Not surprisingly, the Human Microbiome Project has been likened to a similar type of project – the Human Genome Project – for its ability to tell us about what makes us uniquely human. Just as the Human Genome Project gave us a way of understanding how our genes work, the Human Microbiome Project seeks to understand how the genes of all the microorganisms tagging along for a ride on the human body work.
And, just as a number of companies – like 23andme – emerged from the research efforts of the Human Genome Project, we’re starting to see a new generation of biotech startups that are focusing specifically on the human microbiome. These companies are looking at ways to restore balance to populations of microorganisms in and on the body that, when they fall out of equilibrium, may lead to disease. Last June, one of these companies – the VC-backed Second Genome – received a major investment from Johnson & Johnson in one of the first big forays by Big Pharma into the microbiome space.

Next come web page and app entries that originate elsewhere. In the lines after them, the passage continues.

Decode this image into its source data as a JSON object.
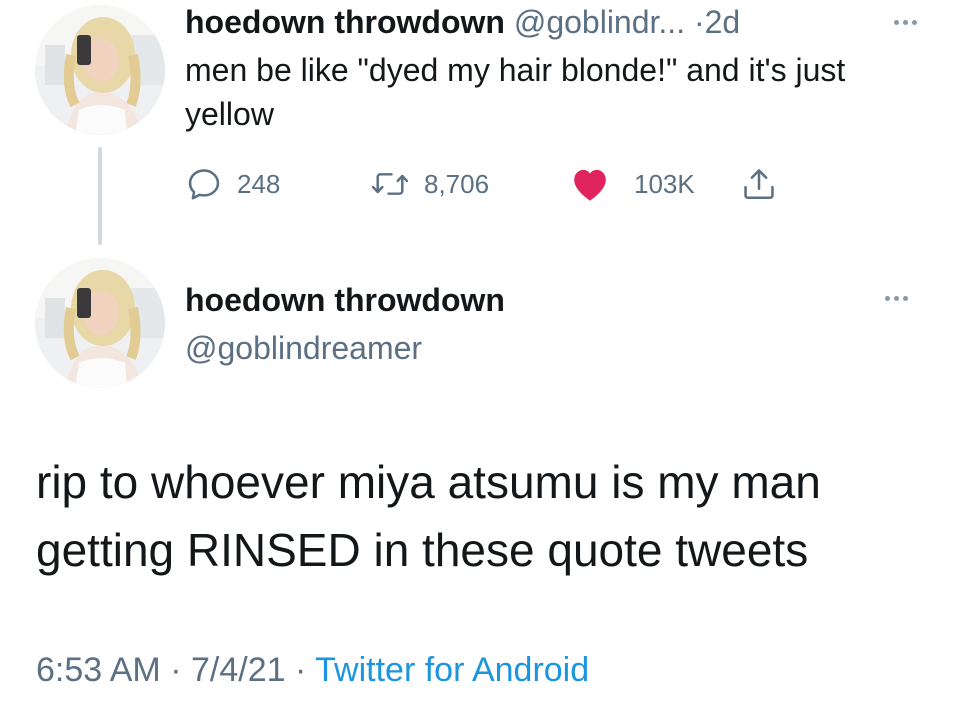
{
  "tweet1": {
    "display_name": "hoedown throwdown",
    "handle": "@goblindr...",
    "separator": "·",
    "age": "2d",
    "body": "men be like \"dyed my hair blonde!\" and it's just yellow",
    "actions": {
      "reply_count": "248",
      "retweet_count": "8,706",
      "like_count": "103K"
    },
    "avatar_icon": "profile-photo",
    "more_icon": "more-dots-icon"
  },
  "tweet2": {
    "display_name": "hoedown throwdown",
    "handle": "@goblindreamer",
    "body": "rip to whoever miya atsumu is my man getting RINSED in these quote tweets",
    "time": "6:53 AM",
    "sep1": "·",
    "date": "7/4/21",
    "sep2": "·",
    "source": "Twitter for Android",
    "avatar_icon": "profile-photo",
    "more_icon": "more-dots-icon"
  },
  "colors": {
    "text_primary": "#14171a",
    "text_secondary": "#5b7083",
    "like_red": "#e0245e",
    "link_blue": "#1b95e0",
    "thread_line": "#cfd9de"
  }
}
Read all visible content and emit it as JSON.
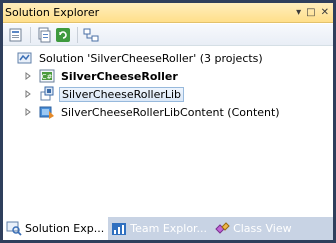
{
  "window": {
    "title": "Solution Explorer",
    "controls": {
      "dropdown": "▾",
      "pin": "□",
      "close": "✕"
    }
  },
  "toolbar": {
    "buttons": [
      "properties-icon",
      "show-all-files-icon",
      "refresh-icon",
      "view-class-diagram-icon"
    ]
  },
  "tree": {
    "nodes": [
      {
        "label": "Solution 'SilverCheeseRoller' (3 projects)",
        "icon": "solution-icon",
        "expandable": false,
        "bold": false,
        "selected": false
      },
      {
        "label": "SilverCheeseRoller",
        "icon": "csharp-project-icon",
        "expandable": true,
        "bold": true,
        "selected": false
      },
      {
        "label": "SilverCheeseRollerLib",
        "icon": "library-project-icon",
        "expandable": true,
        "bold": false,
        "selected": true
      },
      {
        "label": "SilverCheeseRollerLibContent (Content)",
        "icon": "content-project-icon",
        "expandable": true,
        "bold": false,
        "selected": false
      }
    ]
  },
  "tabs": [
    {
      "label": "Solution Exp...",
      "icon": "solution-explorer-icon",
      "active": true
    },
    {
      "label": "Team Explor...",
      "icon": "team-explorer-icon",
      "active": false
    },
    {
      "label": "Class View",
      "icon": "class-view-icon",
      "active": false
    }
  ],
  "colors": {
    "titlebar": "#ffe49a",
    "frame": "#2f3f5c",
    "tabstrip": "#c8d3e4",
    "selection_border": "#97b9dc"
  }
}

As suggested by its name, Second Genome is trying to figure out the link between illness and the human body’s “second genome” (i.e. all the genetic material contained within the trillions of microorganisms in your body).

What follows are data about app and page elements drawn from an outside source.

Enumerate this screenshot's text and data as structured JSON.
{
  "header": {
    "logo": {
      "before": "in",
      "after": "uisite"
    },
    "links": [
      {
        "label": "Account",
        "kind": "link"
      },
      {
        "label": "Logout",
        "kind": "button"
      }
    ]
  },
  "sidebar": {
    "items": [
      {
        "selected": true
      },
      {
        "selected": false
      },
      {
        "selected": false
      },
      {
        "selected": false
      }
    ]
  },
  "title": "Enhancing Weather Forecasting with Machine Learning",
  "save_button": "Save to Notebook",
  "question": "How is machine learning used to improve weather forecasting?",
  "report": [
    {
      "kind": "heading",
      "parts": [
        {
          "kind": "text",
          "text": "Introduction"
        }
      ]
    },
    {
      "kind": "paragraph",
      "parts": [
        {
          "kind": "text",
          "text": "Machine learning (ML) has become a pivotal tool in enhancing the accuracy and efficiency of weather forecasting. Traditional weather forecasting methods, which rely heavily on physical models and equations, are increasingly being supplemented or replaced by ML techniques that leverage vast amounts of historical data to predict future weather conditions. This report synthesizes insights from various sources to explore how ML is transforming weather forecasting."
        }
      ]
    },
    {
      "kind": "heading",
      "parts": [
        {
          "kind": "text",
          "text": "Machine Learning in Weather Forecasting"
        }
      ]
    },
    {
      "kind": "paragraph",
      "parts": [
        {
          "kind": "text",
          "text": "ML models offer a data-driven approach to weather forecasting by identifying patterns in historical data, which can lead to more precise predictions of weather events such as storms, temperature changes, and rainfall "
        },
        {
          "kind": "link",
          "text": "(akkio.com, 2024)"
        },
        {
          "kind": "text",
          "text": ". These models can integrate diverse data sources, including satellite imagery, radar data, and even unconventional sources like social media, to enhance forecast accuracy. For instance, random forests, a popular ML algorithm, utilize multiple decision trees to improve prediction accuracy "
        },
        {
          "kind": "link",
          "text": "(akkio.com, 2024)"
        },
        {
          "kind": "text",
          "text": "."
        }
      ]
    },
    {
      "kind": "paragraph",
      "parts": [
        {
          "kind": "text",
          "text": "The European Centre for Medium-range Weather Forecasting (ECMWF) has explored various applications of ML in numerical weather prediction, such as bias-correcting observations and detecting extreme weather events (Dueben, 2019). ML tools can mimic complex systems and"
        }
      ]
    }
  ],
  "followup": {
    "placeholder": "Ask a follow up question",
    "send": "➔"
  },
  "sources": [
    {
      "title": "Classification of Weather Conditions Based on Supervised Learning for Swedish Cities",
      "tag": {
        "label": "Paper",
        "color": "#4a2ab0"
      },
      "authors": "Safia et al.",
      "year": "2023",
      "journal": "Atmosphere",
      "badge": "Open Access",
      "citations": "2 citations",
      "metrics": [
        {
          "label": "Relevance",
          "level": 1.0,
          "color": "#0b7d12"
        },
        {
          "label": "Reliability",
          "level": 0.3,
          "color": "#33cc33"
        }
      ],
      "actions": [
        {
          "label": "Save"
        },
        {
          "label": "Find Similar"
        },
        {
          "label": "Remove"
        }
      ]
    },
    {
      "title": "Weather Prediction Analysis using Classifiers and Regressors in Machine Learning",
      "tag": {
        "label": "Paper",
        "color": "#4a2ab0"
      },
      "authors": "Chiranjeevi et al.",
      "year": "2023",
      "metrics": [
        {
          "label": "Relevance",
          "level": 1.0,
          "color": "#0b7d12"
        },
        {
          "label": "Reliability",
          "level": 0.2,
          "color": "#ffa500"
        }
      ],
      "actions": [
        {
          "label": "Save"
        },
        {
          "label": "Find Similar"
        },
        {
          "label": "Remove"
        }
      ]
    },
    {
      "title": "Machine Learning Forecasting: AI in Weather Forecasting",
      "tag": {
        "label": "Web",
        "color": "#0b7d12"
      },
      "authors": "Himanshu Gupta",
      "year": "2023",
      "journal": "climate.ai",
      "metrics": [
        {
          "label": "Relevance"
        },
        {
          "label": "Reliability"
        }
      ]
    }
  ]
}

And – for allergy sufferers – here’s the good news: Second Genome has appeared to isolate a link between allergic diseases and the bacteria living in your gut. What it means is that you may one day buy a drug from Johnson & Johnson that injects bacteria into your body to prevent allergies or minimize allergic reactions. Instead of buying an over-the-counter antihistamine drug during the peak of the pollen vortex, you’d buy a bacterial therapy pioneered by a microbiome company. At a time when some of us ingest probiotic yogurts to get a mix of the “good bacteria” in the morning, this is not as far-fetched as it might sound.
The building block of the “microorganisms causes allergies” theory is something called the hygiene hypothesis – the idea that we’ve gotten so good in Western society of ridding ourselves of all the nasty bacterial infections of everyday life that we’re inadvertently getting rid of some of the helpful bacteria that appear to help us maintain health. (Just think of how quick so many of us are to reach for the hand sanitizer these days or ask our doctors for antibiotics as examples of how Western society positively abhors bacteria.) As a result of this long-term trend, the immune systems of individuals in Western society are more susceptible to allergic reactions and problems like asthma since they’re losing some of the helpful bacteria along the way. In one study documented in the Journal of Allergy and Clinical Immunology, children with less diverse gut bacteria actually appear to have a higher sensitivity to allergies than children with more diverse gut bacteria.
Admittedly, the idea that bacteria in our guts play a key role in regulating aspects of human health is a tough theory to wrap one’s head around. (Even harder than the “selfish gene” theory proposed by the ever-controversial Richard Dawkins more than 30 years ago, in which he basically proposed that humans were being used by genes to replicate themselves for future generations.) It’s like we went to bed with one extremely beautiful genome, and woke up with a second, much uglier genome that’s an order of magnitude bigger than this first genome and co-evolving along with the first genome in strange ways. The next time your allergies act up, though, you’ll rethink who to blame — it may just be the tens of trillions bacteria we take with us everywhere we go.